Records from a data source
*-*-*

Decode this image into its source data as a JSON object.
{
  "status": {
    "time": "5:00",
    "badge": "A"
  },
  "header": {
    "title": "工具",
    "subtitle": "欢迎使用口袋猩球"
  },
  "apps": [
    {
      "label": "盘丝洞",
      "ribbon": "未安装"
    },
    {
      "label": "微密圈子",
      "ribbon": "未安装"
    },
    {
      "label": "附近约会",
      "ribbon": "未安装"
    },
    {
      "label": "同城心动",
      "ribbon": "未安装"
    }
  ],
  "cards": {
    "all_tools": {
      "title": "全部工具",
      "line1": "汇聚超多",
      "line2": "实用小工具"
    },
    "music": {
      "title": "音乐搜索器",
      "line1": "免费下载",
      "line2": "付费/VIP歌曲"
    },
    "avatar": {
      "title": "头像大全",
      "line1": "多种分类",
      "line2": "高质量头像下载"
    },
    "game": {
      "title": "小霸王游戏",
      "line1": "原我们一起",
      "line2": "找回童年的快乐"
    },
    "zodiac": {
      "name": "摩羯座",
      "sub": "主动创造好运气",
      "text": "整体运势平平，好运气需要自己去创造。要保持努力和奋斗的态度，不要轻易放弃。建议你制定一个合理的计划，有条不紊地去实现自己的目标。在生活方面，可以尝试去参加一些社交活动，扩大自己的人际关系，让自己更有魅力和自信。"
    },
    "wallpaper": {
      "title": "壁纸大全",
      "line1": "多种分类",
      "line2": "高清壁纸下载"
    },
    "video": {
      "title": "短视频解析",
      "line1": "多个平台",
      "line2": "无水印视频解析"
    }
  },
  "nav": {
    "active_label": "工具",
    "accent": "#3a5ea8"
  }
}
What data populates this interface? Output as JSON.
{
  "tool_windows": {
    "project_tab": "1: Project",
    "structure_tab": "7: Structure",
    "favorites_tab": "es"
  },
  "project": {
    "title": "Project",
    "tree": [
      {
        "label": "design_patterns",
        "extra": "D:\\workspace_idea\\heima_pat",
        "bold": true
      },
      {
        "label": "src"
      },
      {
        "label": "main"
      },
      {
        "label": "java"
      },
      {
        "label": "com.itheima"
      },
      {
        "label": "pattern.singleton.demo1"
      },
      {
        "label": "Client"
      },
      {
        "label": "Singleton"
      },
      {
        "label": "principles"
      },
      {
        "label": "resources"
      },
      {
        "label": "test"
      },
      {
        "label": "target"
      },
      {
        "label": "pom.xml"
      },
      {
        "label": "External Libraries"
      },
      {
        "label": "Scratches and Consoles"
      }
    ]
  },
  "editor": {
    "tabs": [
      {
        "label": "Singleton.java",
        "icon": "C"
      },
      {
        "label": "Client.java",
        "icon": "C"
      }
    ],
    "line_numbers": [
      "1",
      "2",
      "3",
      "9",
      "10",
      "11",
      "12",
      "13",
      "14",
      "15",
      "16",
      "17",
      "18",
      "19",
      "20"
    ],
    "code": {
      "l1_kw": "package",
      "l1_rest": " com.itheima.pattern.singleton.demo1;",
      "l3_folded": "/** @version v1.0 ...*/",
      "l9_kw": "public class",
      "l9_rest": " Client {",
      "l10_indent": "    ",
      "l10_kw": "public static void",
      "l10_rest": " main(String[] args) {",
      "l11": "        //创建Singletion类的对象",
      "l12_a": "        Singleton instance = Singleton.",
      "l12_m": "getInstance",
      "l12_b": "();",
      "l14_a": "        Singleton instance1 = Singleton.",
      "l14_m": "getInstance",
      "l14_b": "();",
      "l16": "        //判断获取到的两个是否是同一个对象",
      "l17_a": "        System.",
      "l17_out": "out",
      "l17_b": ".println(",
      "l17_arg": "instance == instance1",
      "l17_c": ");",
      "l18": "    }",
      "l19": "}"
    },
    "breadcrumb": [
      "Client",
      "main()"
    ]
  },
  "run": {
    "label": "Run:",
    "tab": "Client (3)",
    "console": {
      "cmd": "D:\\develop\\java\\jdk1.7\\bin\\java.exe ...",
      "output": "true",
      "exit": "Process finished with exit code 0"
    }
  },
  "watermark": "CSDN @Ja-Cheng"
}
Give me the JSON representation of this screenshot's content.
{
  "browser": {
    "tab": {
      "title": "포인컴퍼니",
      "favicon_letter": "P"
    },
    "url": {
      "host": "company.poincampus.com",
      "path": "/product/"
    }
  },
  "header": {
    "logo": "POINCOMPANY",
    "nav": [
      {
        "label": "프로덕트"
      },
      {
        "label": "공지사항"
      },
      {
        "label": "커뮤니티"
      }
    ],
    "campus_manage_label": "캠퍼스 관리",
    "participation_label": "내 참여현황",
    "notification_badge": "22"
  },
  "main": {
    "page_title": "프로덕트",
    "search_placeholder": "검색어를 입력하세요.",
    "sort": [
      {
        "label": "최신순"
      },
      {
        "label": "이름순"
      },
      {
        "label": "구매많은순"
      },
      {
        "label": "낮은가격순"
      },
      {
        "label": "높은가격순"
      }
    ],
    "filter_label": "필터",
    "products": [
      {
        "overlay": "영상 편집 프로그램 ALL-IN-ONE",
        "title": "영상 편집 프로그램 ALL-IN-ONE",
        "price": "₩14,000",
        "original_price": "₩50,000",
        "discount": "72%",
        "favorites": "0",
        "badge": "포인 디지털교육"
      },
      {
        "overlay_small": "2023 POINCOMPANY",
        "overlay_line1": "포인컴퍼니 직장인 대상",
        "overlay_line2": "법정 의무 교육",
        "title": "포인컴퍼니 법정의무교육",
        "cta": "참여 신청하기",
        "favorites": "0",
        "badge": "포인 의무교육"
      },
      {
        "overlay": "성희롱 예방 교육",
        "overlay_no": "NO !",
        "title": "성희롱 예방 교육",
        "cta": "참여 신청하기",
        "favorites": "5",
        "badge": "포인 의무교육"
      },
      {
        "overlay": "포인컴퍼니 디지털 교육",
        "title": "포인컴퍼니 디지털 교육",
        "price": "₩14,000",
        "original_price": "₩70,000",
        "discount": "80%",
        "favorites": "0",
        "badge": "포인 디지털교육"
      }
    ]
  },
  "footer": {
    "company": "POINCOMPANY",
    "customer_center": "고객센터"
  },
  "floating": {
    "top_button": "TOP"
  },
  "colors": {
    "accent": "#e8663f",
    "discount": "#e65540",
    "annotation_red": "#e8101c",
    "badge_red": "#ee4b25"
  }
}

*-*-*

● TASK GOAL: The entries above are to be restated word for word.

● PROBLEM SOLUTION:
Decode this image into its source data as a JSON object.
{
  "status": {
    "time": "5:00",
    "badge": "A"
  },
  "header": {
    "title": "工具",
    "subtitle": "欢迎使用口袋猩球"
  },
  "apps": [
    {
      "label": "盘丝洞",
      "ribbon": "未安装"
    },
    {
      "label": "微密圈子",
      "ribbon": "未安装"
    },
    {
      "label": "附近约会",
      "ribbon": "未安装"
    },
    {
      "label": "同城心动",
      "ribbon": "未安装"
    }
  ],
  "cards": {
    "all_tools": {
      "title": "全部工具",
      "line1": "汇聚超多",
      "line2": "实用小工具"
    },
    "music": {
      "title": "音乐搜索器",
      "line1": "免费下载",
      "line2": "付费/VIP歌曲"
    },
    "avatar": {
      "title": "头像大全",
      "line1": "多种分类",
      "line2": "高质量头像下载"
    },
    "game": {
      "title": "小霸王游戏",
      "line1": "原我们一起",
      "line2": "找回童年的快乐"
    },
    "zodiac": {
      "name": "摩羯座",
      "sub": "主动创造好运气",
      "text": "整体运势平平，好运气需要自己去创造。要保持努力和奋斗的态度，不要轻易放弃。建议你制定一个合理的计划，有条不紊地去实现自己的目标。在生活方面，可以尝试去参加一些社交活动，扩大自己的人际关系，让自己更有魅力和自信。"
    },
    "wallpaper": {
      "title": "壁纸大全",
      "line1": "多种分类",
      "line2": "高清壁纸下载"
    },
    "video": {
      "title": "短视频解析",
      "line1": "多个平台",
      "line2": "无水印视频解析"
    }
  },
  "nav": {
    "active_label": "工具",
    "accent": "#3a5ea8"
  }
}
What data populates this interface? Output as JSON.
{
  "tool_windows": {
    "project_tab": "1: Project",
    "structure_tab": "7: Structure",
    "favorites_tab": "es"
  },
  "project": {
    "title": "Project",
    "tree": [
      {
        "label": "design_patterns",
        "extra": "D:\\workspace_idea\\heima_pat",
        "bold": true
      },
      {
        "label": "src"
      },
      {
        "label": "main"
      },
      {
        "label": "java"
      },
      {
        "label": "com.itheima"
      },
      {
        "label": "pattern.singleton.demo1"
      },
      {
        "label": "Client"
      },
      {
        "label": "Singleton"
      },
      {
        "label": "principles"
      },
      {
        "label": "resources"
      },
      {
        "label": "test"
      },
      {
        "label": "target"
      },
      {
        "label": "pom.xml"
      },
      {
        "label": "External Libraries"
      },
      {
        "label": "Scratches and Consoles"
      }
    ]
  },
  "editor": {
    "tabs": [
      {
        "label": "Singleton.java",
        "icon": "C"
      },
      {
        "label": "Client.java",
        "icon": "C"
      }
    ],
    "line_numbers": [
      "1",
      "2",
      "3",
      "9",
      "10",
      "11",
      "12",
      "13",
      "14",
      "15",
      "16",
      "17",
      "18",
      "19",
      "20"
    ],
    "code": {
      "l1_kw": "package",
      "l1_rest": " com.itheima.pattern.singleton.demo1;",
      "l3_folded": "/** @version v1.0 ...*/",
      "l9_kw": "public class",
      "l9_rest": " Client {",
      "l10_indent": "    ",
      "l10_kw": "public static void",
      "l10_rest": " main(String[] args) {",
      "l11": "        //创建Singletion类的对象",
      "l12_a": "        Singleton instance = Singleton.",
      "l12_m": "getInstance",
      "l12_b": "();",
      "l14_a": "        Singleton instance1 = Singleton.",
      "l14_m": "getInstance",
      "l14_b": "();",
      "l16": "        //判断获取到的两个是否是同一个对象",
      "l17_a": "        System.",
      "l17_out": "out",
      "l17_b": ".println(",
      "l17_arg": "instance == instance1",
      "l17_c": ");",
      "l18": "    }",
      "l19": "}"
    },
    "breadcrumb": [
      "Client",
      "main()"
    ]
  },
  "run": {
    "label": "Run:",
    "tab": "Client (3)",
    "console": {
      "cmd": "D:\\develop\\java\\jdk1.7\\bin\\java.exe ...",
      "output": "true",
      "exit": "Process finished with exit code 0"
    }
  },
  "watermark": "CSDN @Ja-Cheng"
}
Give me the JSON representation of this screenshot's content.
{
  "browser": {
    "tab": {
      "title": "포인컴퍼니",
      "favicon_letter": "P"
    },
    "url": {
      "host": "company.poincampus.com",
      "path": "/product/"
    }
  },
  "header": {
    "logo": "POINCOMPANY",
    "nav": [
      {
        "label": "프로덕트"
      },
      {
        "label": "공지사항"
      },
      {
        "label": "커뮤니티"
      }
    ],
    "campus_manage_label": "캠퍼스 관리",
    "participation_label": "내 참여현황",
    "notification_badge": "22"
  },
  "main": {
    "page_title": "프로덕트",
    "search_placeholder": "검색어를 입력하세요.",
    "sort": [
      {
        "label": "최신순"
      },
      {
        "label": "이름순"
      },
      {
        "label": "구매많은순"
      },
      {
        "label": "낮은가격순"
      },
      {
        "label": "높은가격순"
      }
    ],
    "filter_label": "필터",
    "products": [
      {
        "overlay": "영상 편집 프로그램 ALL-IN-ONE",
        "title": "영상 편집 프로그램 ALL-IN-ONE",
        "price": "₩14,000",
        "original_price": "₩50,000",
        "discount": "72%",
        "favorites": "0",
        "badge": "포인 디지털교육"
      },
      {
        "overlay_small": "2023 POINCOMPANY",
        "overlay_line1": "포인컴퍼니 직장인 대상",
        "overlay_line2": "법정 의무 교육",
        "title": "포인컴퍼니 법정의무교육",
        "cta": "참여 신청하기",
        "favorites": "0",
        "badge": "포인 의무교육"
      },
      {
        "overlay": "성희롱 예방 교육",
        "overlay_no": "NO !",
        "title": "성희롱 예방 교육",
        "cta": "참여 신청하기",
        "favorites": "5",
        "badge": "포인 의무교육"
      },
      {
        "overlay": "포인컴퍼니 디지털 교육",
        "title": "포인컴퍼니 디지털 교육",
        "price": "₩14,000",
        "original_price": "₩70,000",
        "discount": "80%",
        "favorites": "0",
        "badge": "포인 디지털교육"
      }
    ]
  },
  "footer": {
    "company": "POINCOMPANY",
    "customer_center": "고객센터"
  },
  "floating": {
    "top_button": "TOP"
  },
  "colors": {
    "accent": "#e8663f",
    "discount": "#e65540",
    "annotation_red": "#e8101c",
    "badge_red": "#ee4b25"
  }
}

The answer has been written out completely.